Locate the word "Results" in the material, then show every line that holds it.

ENTRIES SHOWN Block Start

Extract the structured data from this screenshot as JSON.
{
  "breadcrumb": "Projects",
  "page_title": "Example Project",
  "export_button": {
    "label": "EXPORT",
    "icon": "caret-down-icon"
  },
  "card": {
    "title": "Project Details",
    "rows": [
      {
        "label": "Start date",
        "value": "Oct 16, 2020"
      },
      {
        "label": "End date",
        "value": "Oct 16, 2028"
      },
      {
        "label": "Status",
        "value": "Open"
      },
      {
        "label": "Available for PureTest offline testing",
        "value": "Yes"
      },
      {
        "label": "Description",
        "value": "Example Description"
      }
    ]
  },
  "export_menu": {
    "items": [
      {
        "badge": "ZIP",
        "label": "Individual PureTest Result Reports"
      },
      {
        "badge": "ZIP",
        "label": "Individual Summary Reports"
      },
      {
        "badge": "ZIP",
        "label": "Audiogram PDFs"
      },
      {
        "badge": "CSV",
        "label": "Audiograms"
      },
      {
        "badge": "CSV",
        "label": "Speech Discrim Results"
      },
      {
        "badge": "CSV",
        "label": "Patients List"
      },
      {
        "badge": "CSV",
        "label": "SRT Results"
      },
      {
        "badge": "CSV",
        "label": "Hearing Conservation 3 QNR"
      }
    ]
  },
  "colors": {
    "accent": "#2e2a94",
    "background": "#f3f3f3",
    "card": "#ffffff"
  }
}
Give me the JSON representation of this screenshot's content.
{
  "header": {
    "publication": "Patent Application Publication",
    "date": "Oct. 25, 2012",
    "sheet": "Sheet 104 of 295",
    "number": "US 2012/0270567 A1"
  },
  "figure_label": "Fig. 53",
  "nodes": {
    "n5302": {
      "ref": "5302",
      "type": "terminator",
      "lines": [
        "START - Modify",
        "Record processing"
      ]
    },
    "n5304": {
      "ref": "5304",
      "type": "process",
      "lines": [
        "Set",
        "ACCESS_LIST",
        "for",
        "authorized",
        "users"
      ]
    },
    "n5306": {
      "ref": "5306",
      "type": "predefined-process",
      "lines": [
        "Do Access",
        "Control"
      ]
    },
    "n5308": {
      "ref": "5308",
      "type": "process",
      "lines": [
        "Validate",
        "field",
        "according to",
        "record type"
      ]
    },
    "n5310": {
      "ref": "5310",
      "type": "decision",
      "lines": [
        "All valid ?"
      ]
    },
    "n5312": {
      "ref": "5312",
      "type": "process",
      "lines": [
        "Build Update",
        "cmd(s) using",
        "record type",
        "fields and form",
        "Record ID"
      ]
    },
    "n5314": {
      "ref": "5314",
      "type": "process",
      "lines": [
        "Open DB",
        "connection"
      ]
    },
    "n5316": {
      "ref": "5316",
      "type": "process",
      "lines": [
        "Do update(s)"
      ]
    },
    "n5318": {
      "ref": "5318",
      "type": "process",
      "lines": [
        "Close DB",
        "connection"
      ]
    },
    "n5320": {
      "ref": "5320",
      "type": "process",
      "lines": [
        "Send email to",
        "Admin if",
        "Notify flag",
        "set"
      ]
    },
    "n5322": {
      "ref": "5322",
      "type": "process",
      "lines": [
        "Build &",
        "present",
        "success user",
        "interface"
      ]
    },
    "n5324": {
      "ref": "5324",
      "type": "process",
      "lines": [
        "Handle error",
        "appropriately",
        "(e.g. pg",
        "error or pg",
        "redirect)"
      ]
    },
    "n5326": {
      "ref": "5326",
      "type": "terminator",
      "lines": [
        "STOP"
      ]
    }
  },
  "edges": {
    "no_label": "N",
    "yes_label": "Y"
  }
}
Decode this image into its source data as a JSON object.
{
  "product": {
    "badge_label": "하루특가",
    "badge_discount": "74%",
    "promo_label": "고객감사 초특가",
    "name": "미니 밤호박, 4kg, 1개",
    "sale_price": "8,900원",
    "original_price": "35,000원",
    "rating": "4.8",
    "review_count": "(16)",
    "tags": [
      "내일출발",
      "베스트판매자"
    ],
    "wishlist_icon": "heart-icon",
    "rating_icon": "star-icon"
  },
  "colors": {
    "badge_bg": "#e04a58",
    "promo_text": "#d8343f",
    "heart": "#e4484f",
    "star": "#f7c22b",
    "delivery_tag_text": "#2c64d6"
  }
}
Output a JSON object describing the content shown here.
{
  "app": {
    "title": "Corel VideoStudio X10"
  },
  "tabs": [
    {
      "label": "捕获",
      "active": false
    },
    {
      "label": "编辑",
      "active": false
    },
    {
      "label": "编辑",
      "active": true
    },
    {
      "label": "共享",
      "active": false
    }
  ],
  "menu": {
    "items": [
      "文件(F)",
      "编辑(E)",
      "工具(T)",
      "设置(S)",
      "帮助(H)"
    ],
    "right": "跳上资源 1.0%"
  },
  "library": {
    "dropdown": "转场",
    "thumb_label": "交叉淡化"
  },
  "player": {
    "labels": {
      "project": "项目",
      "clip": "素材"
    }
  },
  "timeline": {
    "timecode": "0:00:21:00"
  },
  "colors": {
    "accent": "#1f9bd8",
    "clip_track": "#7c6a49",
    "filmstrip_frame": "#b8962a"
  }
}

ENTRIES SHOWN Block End

→ REPLY
        "label": "Speech Discrim Results"
        "label": "SRT Results"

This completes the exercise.